Requirement: Do any lines in the data below contain "text"? If so, copy every one of them.

'''

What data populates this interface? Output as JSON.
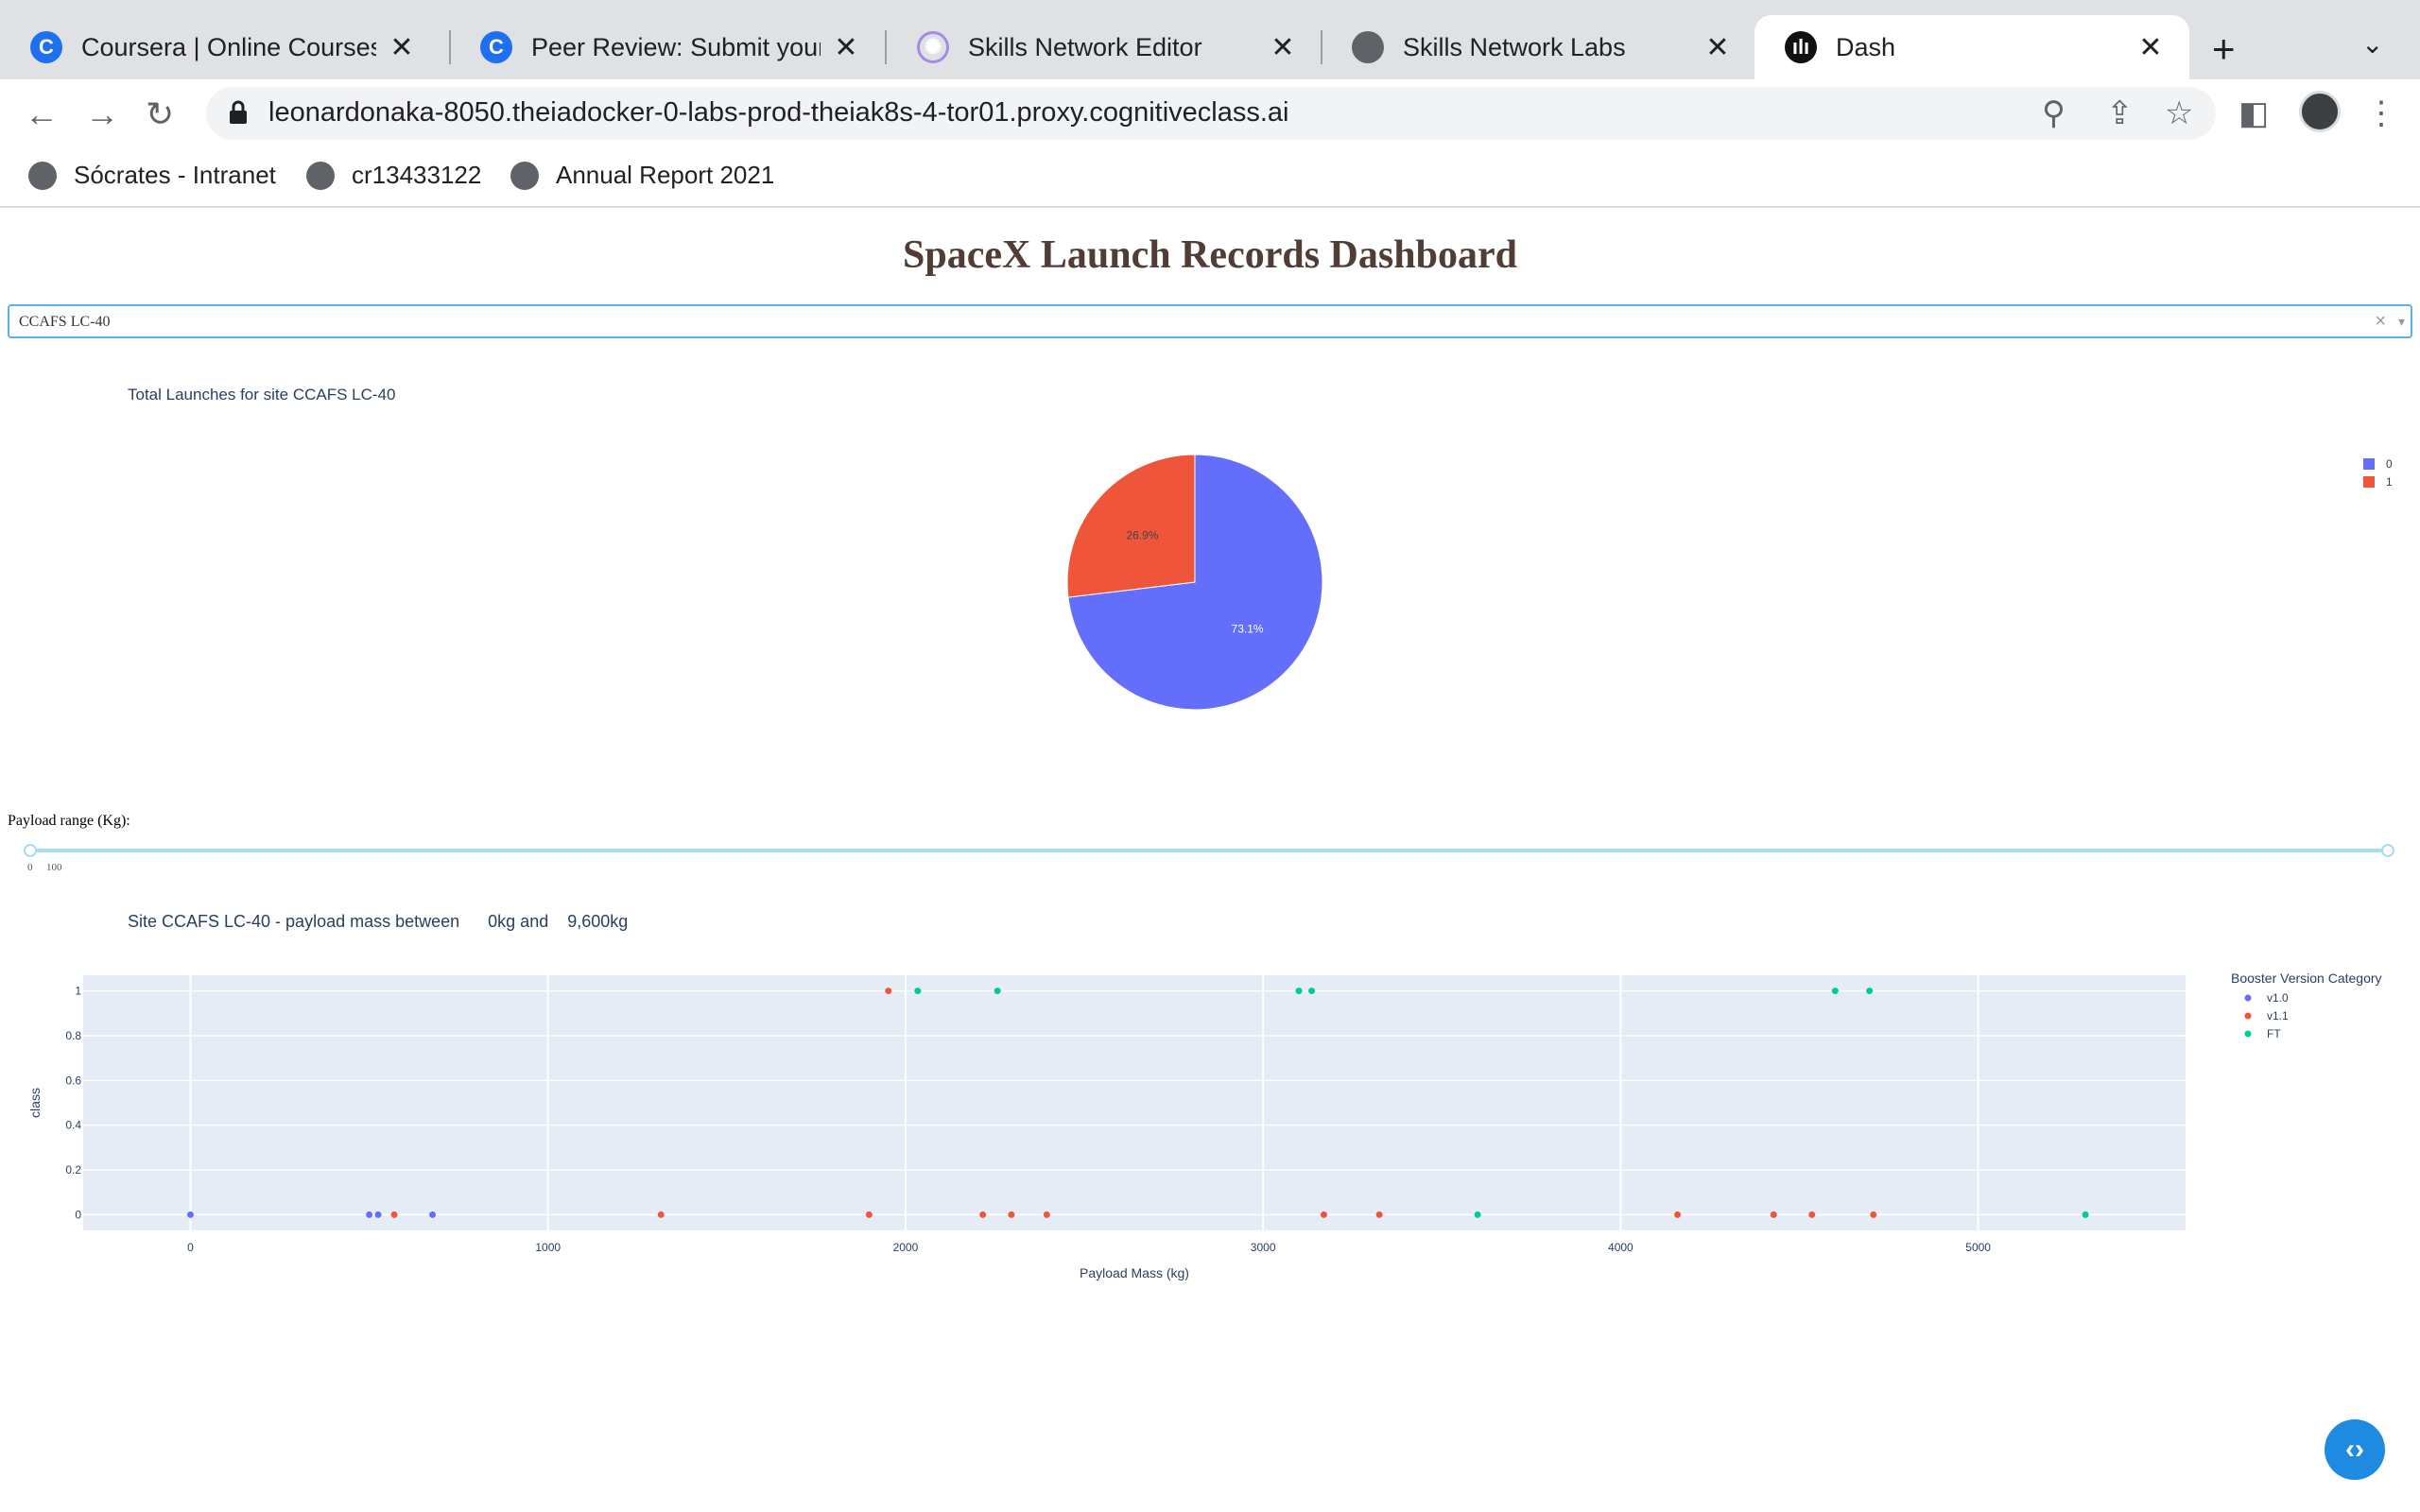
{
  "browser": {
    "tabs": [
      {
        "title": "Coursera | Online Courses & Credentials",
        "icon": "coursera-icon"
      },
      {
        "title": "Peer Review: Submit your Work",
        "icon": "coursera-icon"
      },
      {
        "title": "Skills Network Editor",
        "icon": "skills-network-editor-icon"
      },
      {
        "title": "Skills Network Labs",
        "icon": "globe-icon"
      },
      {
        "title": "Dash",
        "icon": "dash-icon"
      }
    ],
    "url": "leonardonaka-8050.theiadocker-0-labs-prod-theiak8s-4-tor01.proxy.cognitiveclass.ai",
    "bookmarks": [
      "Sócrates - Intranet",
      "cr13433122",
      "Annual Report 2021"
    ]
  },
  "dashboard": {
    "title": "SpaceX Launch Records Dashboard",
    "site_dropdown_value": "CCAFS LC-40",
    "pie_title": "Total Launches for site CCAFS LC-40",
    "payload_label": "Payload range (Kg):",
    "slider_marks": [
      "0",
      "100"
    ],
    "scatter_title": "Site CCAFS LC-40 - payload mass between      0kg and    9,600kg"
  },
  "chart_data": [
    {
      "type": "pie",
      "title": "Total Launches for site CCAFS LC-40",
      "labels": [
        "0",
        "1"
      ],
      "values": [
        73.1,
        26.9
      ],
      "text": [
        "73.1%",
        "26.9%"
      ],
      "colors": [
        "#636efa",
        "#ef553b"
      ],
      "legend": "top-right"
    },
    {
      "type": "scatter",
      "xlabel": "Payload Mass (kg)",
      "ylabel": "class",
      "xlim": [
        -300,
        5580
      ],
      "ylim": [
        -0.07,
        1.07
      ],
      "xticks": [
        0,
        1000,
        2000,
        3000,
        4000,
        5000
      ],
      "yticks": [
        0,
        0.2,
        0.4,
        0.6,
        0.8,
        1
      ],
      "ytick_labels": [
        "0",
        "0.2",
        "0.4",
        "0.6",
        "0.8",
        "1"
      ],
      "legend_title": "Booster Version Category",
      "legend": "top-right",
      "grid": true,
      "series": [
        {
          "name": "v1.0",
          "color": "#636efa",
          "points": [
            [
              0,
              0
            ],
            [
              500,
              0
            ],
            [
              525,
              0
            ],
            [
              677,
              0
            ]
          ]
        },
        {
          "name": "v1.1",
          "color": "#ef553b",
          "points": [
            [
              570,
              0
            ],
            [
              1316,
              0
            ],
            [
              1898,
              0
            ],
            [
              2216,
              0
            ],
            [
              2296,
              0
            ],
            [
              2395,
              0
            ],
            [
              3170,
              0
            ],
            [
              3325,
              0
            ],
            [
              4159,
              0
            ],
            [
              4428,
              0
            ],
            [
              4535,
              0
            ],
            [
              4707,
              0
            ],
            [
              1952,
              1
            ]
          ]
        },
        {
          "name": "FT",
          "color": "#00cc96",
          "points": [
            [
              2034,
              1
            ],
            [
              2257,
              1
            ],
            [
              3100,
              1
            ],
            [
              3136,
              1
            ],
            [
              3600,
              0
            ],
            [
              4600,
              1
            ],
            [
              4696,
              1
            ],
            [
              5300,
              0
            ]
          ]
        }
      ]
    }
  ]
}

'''
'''

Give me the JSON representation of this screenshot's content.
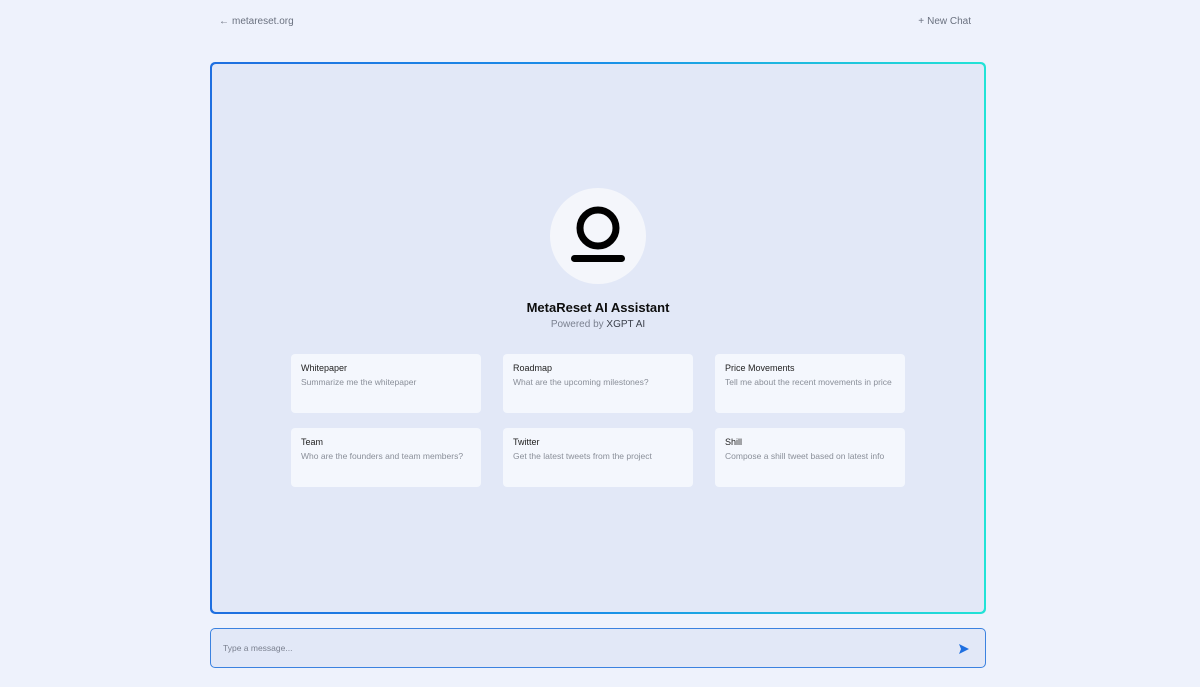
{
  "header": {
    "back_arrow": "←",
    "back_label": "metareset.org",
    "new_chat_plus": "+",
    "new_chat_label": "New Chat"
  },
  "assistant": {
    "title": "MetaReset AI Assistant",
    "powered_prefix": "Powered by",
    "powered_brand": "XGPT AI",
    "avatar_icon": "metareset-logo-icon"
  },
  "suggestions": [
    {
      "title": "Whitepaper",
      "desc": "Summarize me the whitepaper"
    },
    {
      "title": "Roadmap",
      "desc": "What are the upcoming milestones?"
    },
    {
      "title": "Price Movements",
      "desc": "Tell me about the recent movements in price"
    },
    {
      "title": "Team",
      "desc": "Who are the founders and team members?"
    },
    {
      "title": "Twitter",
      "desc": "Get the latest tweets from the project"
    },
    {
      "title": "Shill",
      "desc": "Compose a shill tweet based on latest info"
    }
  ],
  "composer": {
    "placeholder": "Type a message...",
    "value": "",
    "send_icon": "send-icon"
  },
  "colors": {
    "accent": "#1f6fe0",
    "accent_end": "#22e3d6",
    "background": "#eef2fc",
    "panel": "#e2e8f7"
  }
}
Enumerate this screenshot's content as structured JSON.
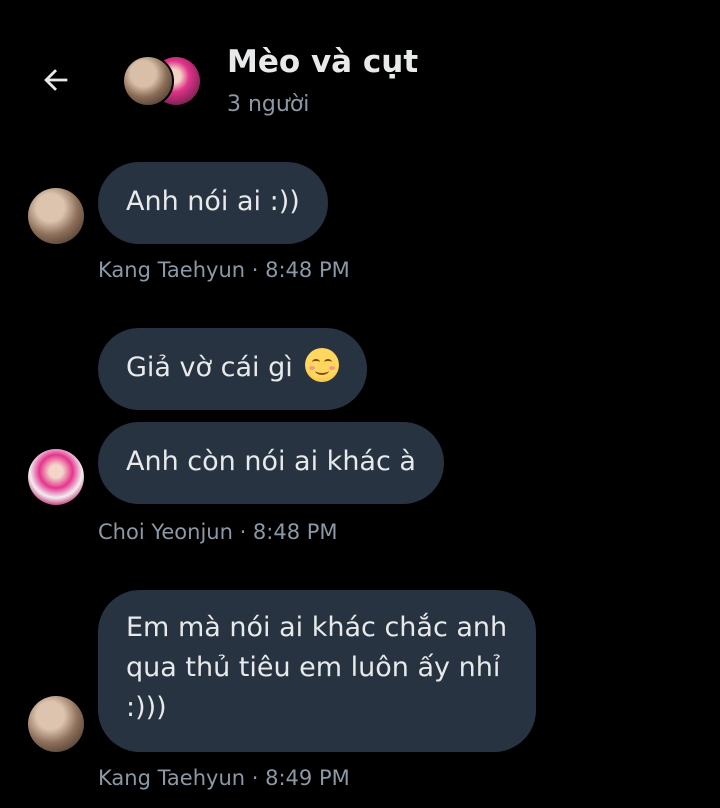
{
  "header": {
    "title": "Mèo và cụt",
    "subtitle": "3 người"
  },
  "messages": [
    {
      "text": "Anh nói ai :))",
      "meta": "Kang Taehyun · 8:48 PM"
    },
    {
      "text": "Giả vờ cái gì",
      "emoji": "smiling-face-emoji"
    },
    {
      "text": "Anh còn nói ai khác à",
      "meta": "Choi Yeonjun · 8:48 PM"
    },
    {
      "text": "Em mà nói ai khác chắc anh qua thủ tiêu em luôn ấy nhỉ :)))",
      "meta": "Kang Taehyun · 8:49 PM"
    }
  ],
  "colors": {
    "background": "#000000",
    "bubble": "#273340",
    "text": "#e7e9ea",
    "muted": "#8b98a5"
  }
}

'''

Output of the task:
      "text": [
      "text": "Anh nói ai :))",
      "text": "Giả vờ cái gì",
      "text": "Anh còn nói ai khác à",
      "text": "Em mà nói ai khác chắc anh qua thủ tiêu em luôn ấy nhỉ :)))",
    "text": "#e7e9ea",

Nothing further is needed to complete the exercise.